How to make you're own:
Take an old cooler fill it with one solid layer of foam, now cut 2 layers of two inch foam to fit your lens and then take a thinner layer to protect the back, easy as that, cover the foam with fabric if you want. Email me if you create one so I can see, and if I like them I'll add the photos on here! (Jakeoc19 (AT) twcny(dot)rr(dot)com)

I've created a bit of a video just demonstrating the case, I should add now, that the case isn't water tight, but it would keep out rain and such.




Additional, you could post you're images in the comments, can't wait to hear from you.

Jake

Monday, July 21, 2008

Video: Simple 1 Light set up


The other day I saw some flowers in a salt shaker on my table and thought It would make a neat photo, so I made a video of the set up and break down of the set up. I used 1 75watt/hour Daylight Balanced CFL bulb cam left a gold reflector cam right, and a 5-1 reflector (white side) behind the subject acting as a background.
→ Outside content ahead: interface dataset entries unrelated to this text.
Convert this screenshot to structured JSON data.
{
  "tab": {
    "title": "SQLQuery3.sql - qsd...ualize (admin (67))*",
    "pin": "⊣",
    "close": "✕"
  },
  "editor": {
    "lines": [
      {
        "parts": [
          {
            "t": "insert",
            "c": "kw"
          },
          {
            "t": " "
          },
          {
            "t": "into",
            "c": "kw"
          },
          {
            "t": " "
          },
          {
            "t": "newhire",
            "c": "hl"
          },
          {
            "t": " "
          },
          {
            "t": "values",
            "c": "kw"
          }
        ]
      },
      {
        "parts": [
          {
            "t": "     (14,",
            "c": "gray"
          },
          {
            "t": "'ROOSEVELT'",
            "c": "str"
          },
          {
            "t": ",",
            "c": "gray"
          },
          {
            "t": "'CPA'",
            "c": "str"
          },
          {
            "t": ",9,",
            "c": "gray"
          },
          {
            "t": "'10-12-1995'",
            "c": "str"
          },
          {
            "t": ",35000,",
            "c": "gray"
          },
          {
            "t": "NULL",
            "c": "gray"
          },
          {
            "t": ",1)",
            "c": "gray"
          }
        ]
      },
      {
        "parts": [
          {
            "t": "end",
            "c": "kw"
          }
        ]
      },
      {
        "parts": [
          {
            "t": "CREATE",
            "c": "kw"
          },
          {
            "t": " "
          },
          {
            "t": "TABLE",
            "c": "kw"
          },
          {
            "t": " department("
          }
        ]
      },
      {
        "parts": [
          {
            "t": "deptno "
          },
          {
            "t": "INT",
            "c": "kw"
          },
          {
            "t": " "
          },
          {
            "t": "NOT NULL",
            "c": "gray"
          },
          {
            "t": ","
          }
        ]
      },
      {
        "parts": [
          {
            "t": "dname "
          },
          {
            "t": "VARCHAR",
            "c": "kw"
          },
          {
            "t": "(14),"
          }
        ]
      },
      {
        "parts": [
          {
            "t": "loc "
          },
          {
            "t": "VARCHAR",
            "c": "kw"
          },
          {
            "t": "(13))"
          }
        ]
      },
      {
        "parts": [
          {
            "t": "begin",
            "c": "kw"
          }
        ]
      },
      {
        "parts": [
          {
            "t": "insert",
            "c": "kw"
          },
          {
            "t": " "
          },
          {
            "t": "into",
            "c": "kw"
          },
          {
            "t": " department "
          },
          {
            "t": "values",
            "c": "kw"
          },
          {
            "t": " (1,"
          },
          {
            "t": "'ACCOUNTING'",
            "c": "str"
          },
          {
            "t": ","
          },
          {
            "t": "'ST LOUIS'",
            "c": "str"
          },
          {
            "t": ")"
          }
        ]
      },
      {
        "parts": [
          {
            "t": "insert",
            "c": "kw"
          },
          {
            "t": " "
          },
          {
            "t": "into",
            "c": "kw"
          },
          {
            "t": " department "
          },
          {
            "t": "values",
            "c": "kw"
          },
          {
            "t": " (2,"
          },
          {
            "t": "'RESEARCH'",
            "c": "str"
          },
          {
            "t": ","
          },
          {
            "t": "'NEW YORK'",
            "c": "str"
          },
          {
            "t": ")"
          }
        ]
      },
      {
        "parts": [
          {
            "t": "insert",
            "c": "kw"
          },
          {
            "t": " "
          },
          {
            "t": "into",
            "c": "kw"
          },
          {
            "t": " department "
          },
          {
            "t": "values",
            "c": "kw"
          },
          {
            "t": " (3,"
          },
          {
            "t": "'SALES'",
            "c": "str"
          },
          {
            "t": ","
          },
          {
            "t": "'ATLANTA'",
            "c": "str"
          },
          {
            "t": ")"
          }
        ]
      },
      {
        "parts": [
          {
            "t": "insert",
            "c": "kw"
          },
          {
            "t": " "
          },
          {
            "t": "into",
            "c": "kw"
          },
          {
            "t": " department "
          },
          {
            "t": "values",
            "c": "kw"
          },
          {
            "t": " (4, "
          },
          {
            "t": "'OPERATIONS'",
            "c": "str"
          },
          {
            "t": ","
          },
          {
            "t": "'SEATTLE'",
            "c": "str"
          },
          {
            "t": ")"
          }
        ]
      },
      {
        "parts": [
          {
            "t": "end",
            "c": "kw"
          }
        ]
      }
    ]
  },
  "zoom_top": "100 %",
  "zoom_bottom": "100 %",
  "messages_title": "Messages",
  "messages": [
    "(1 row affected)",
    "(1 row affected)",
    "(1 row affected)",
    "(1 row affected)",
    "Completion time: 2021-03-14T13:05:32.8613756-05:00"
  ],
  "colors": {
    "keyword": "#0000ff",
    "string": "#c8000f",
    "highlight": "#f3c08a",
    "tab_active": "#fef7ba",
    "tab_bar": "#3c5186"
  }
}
I had to blur the background in Photoshop so that is a little evident around the edges. Way back when I first got my 40D I took a shot with the exact same set up I liked a little better, so check it out, here.



Sorry for the really bad audio quality!

Video: New Gear

I recently ordered a new camera bag and a large rocket Blower from B&H, which I highly recommend for buying photo gear, very competitively priced, and super fast shipping.

I ordered the Canon Deluxe Backpack 200Eg and the Giottos Large Rocket Blower. So I have a video of the opening of my new gear, and also the packing of my new bag, which will truely hold my 40D and 28-135 (ƒ3.5-5.6) just fine, can't wait to need a new bag though, because it will mean I have a lot of gear.

Video: Macro Photography

Hello again everyone, here's the second video in my series. I was out in my yard cutting the grass when I found a dead beetle, that was very large, so I decided to take a photo of it. In this video I will walk you through the set up I used to take it.




(Click on the Thumbnail for larger image)




Sunday, July 20, 2008

Video: Canon 40D HighSpeed Shooting Demo

Hey everyone, this is my first post since the 'Welcome' which I believe blogger creates for you. That's because I have been deciding what to post about and, I have decided I will interview photographers, and also make a lot of videos, demonstrating techniques and all. This is my first video, demonstrating the 6.5FPS of the 40d, but actually putting it to use, and not just holding the shutter down.

I set my camera up on a tripod, and took photos while I threw water balloons at the ground.






here is one of the shots: (for more see the Gallery)


Jake

Tuesday, June 10, 2008

Welcome Readers

Readers, welcome to my blog. I really don't know what the point of this blog will be, maybe a little to show off work, but the title "exposure" would suggest I am exposing something and I hope to interview a lot of photographers, and aspiring photographers on the blog.


let me know any ideas you have and what you would like to see on this blog in the future.
Jake